### Data for analysis
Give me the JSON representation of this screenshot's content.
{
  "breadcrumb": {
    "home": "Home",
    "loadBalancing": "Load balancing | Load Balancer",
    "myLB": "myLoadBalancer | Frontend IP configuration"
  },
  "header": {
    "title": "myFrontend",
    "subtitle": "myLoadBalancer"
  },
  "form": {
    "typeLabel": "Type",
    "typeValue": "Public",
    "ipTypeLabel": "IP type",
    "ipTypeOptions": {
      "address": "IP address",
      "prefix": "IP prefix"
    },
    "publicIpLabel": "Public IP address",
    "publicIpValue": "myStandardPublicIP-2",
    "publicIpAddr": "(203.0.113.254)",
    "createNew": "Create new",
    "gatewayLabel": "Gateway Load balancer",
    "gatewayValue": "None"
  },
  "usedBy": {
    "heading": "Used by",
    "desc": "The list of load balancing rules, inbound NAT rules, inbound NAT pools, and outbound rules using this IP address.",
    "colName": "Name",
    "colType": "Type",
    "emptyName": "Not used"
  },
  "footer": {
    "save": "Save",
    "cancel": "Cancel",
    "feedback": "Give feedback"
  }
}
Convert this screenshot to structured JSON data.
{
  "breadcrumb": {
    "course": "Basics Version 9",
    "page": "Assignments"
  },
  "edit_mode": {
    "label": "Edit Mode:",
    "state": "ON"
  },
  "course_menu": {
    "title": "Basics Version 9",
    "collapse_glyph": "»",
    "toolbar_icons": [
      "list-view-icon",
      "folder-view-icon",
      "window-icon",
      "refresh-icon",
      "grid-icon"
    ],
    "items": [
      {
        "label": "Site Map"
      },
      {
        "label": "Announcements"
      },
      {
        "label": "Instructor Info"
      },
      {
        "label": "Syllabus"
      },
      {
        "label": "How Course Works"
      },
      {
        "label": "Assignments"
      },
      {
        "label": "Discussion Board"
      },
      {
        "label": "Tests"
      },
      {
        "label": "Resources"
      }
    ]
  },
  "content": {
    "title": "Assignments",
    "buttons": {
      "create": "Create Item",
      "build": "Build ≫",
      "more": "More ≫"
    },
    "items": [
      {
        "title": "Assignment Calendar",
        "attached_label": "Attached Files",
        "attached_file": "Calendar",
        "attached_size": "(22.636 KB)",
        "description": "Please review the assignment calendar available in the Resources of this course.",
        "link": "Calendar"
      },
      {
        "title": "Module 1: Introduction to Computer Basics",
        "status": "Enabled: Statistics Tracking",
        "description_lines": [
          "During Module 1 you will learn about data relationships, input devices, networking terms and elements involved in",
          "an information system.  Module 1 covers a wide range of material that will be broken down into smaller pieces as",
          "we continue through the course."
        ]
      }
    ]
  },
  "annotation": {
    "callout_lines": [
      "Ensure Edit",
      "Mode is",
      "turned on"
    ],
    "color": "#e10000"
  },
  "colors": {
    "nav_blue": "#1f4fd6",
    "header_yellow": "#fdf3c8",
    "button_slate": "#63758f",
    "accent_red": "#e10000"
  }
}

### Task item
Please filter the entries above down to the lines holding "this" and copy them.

### Task solution
Give me the JSON representation of this screenshot's content.
    "desc": "The list of load balancing rules, inbound NAT rules, inbound NAT pools, and outbound rules using this IP address.",
Convert this screenshot to structured JSON data.
        "description": "Please review the assignment calendar available in the Resources of this course.",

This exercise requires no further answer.